I am grateful to the Stetson Law Review for providing me this opportunity to comment on Judge Mark Klingensmith’s recent, thought-provoking article on judicial selection practices in Florida. Judicial selection is always an important issue, but in these highly politicized times concepts like judicial independence, political accountability, and public confidence in our governmental institutions are particularly salient. My comments are not meant as a critique of Judge Klingensmith’s article, but rather what I would describe as thoughts about the next steps in his analysis.

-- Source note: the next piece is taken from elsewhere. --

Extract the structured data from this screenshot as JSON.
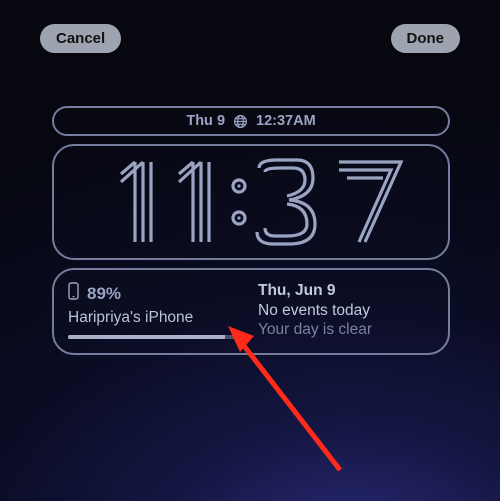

The article focuses, among other things, on the apparent discrepancy in outcome between two votes: 1) Florida voters’ choice in 1998 to amend the state constitution to allow counties to choose whether to elect or appoint local judges, and 2) a round of votes in 2000 in which individual counties exercised their choice voted for two years earlier to endorse judicial elections. The article goes to great lengths to discuss the various factors relevant to, and potential explanations for why, the 1998 and 2000 votes came out the way they did, and I have neither inclination nor space to take issue with any of that discussion. I would, however, offer a slightly different perspective on the debate over judicial selection in Florida that took place at the turn of the last century, and suggest that this perspective has relevance for the current manifestation of that debate.